East Coast visitors fill the stands at spring training baseball games around the Valley. Tourists from across the globe take a trip back in time at the Grand Canyon’s historic Kolb Studio. Wine lovers travel to southern Arizona for a weekend of tastings and tours.
Arizona’s tourism industry is experiencing record-breaking numbers of visitors and travel spending, helping drive the economy across the state. In a single day, travel spending pumps a whopping $57 million into the economy.
This boon boosts employment. Just over 171,000 industry-related jobs were directly generated through travel spending from 2014, nearly 4 percent more than the previous year. Those jobs combined with indirect employment such as landscapers hired by resorts accounted for about 319,000 jobs in 2014.
These tourism-related jobs, in turn, generate $5.9 billion in earnings—earnings that flow through the economy in ways big and small.
“This industry is responsible for creating a positive cycle of economic growth and job creation, which is why it’s vital to continuously promote Arizona as a vibrant travel destination,” says Debbie Johnson, director of the Arizona Office of Tourism (AOT). “We’re proud that tourism generates jobs, earnings and taxes thus making us one of Arizona’s strongest economic drivers.”
Last year, nearly 41 million domestic and international travelers logged overnight visits here and accounted for $21 billion in travel-related spending. They explored everything from the Sonoran Desert to resort spas.
Consider the 111-year-old Kolb Studio, built perilously on the side of the Grand Canyon and operated by two photographer brothers, Emery and Ellsworth Kolb. A recent $450,000 restoration by the nonprofit Grand Canyon Association (GCA) reinvigorated the historic site, a magnet for Canyon visitors from around the world.
“Arizona is an amazing destination. It offers something for everyone year round,” says the GCA’s Miriam Robbins. “There are about 5 million visitors to the Grand Canyon each year. That’s a staggering number, especially since the state population is 7 million. The impact of the Grand Canyon on the entire tourism industry can’t be overlooked.”
The rebounding economy is helping drive the record-breaking tourism numbers. But there are other factors at play, too.

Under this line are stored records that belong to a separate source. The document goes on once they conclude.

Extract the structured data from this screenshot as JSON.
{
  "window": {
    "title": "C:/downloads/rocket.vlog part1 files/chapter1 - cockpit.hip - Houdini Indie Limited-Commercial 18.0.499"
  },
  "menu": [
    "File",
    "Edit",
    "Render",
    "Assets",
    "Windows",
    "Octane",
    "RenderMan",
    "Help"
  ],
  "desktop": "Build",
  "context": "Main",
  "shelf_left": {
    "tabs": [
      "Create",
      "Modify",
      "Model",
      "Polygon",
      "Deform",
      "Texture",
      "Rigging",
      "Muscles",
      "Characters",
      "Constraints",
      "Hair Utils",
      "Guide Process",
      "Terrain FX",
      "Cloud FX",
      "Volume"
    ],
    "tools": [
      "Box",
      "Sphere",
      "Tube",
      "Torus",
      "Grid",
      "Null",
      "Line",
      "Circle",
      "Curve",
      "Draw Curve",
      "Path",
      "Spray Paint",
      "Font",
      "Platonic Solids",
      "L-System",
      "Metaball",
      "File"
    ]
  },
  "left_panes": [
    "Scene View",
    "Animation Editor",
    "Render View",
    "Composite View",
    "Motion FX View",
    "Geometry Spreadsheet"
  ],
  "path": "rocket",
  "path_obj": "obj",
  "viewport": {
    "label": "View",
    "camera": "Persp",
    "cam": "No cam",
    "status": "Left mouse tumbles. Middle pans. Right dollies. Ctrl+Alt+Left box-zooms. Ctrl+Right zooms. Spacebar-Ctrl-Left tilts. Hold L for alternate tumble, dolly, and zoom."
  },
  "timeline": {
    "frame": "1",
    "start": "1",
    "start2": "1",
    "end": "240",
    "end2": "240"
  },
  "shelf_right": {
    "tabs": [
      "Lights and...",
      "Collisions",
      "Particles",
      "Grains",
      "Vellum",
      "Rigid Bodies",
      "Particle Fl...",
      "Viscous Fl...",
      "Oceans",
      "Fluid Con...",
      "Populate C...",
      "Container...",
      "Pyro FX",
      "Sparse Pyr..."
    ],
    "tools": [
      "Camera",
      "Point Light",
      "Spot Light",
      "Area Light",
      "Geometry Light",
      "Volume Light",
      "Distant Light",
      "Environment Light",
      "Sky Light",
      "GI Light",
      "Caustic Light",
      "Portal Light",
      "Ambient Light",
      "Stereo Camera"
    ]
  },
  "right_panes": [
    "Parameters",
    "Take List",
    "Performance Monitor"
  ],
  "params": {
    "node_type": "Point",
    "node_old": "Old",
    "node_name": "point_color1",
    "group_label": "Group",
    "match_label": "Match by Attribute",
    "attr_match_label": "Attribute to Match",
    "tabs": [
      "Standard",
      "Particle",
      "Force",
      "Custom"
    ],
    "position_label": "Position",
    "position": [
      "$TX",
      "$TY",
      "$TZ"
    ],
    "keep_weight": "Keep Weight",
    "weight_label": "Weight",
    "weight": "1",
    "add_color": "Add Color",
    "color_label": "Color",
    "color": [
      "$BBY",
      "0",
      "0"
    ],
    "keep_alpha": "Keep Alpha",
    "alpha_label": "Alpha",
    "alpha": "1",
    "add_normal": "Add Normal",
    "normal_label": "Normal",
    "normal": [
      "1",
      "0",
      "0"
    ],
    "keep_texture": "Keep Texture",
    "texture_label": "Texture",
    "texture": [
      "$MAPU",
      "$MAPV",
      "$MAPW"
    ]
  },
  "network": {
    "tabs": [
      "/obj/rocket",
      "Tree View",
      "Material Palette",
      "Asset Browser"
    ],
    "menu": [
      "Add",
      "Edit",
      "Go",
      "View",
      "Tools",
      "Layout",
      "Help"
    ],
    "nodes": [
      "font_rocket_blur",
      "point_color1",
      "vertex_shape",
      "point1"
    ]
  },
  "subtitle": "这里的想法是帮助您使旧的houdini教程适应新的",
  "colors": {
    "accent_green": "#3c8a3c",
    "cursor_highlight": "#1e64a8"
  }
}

AOT officials continue to reach for international travelers in Mexico and Canada, and target visitors in key cities like Chicago and Seattle. Marketing campaigns include everything from traditional Internet advertising to a touring Grand Canyon-themed RV.
Arizona’s role as as event host to top sporting events like the Super Bowl raises the state’s profile before, during and after events. Intensive efforts by tourism officials to engage the media also help promote destinations, events and experiences only available in Arizona.
“Arizona is an exciting and diverse destination with travel experiences you can’t find anywhere else,” says Johnson. “Working with the travel media helps us bring Arizona’s unique travel stories to a global audience so they select our state as a vacation destination and our economy can continue to benefit from visitor spending.”
Written by Susie Steckner
Photography by Mark Lipczynski